  • blood pressure monitor that measures central blood pressure whereas traditional methods measure brachial pressure. It measures arterial compliance or, the stiffness of arteries. This is important as it gives a better indicator of heart/ blood pressure condition.
  • In addition to the tangible device itself, the core of Pulsecors technology is the software/ algorithm and technique/method.
  • they are ready to commercialise
  • Actually had their prototype on location that we go to try out after the speeches
  • They have customers placing orders in the $millions but are unable to fill due to having to meet certain regulatory compliance before reaching the market
  • US$1-2billion potential market, current market of US$218 mill
  • predict that the sales of 150 units will bring them to break even
  • they are seeking 1.5 mill – for use in development and meeting these regulatory issues.

At the conclusion of the presentations I had a few discussions with investors presents.

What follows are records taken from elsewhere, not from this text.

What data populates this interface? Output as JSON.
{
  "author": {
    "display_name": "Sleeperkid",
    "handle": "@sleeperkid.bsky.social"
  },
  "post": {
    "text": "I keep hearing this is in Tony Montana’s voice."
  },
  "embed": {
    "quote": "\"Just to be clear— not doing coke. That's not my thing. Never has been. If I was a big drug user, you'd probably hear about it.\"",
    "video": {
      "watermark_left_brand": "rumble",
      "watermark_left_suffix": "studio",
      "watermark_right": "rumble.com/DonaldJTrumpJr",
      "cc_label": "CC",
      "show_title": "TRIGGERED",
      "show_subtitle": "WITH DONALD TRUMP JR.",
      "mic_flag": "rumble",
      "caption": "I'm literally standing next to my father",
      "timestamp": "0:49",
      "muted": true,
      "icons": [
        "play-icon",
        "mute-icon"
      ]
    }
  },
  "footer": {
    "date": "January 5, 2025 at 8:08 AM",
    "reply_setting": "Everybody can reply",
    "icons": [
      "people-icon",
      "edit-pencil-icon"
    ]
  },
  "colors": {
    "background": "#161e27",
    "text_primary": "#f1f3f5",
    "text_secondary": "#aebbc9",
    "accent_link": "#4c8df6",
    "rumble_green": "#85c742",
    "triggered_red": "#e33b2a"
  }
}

The majority impressed with quality of the investment opportunities presented all of which were relatively small and most likely easy to fulfill.

(Click to enlarge)

IIB – NZ’s latest biotech incubator


Check out the new Institute for Innovation in Biotechnology at the School of Biological Sciences, University of Auckland. Note – facility itself is yet to be built.

The Co-Location concept that this facility boasts allows private companies to ‘spin in’ giving them access to the latest equipment and an army of staff students on contract research basis or in a jointly owned intellectual property agreement (both managed by UniServices).

It is like an incubator for biotech companies much like that of the AgBio Waikato Bio-Innovation Park. It is great to see opportunities promoting the merging of industry and universities emerging. I personally believe the countries universities are the most valuable resource in NZ generating a thriving biotech industry. To date this is evident through the numerous companies spun out from the university several of whom have therapeutics in clinical trials – CoDa, Neuren,Protemix, Androgenix, Lactopharma, Proacta, Symansis, Biomatters, Brainz, Telemetry, Nerian. Access to a huge pool of resources make starting up a fresh biotech considerably easier than going at it alone.

It will be interesting to see what companies take up this offer and which other/ if any universities are stimulated to follow suit.

http://www.biotech.co.nz/ – great domain name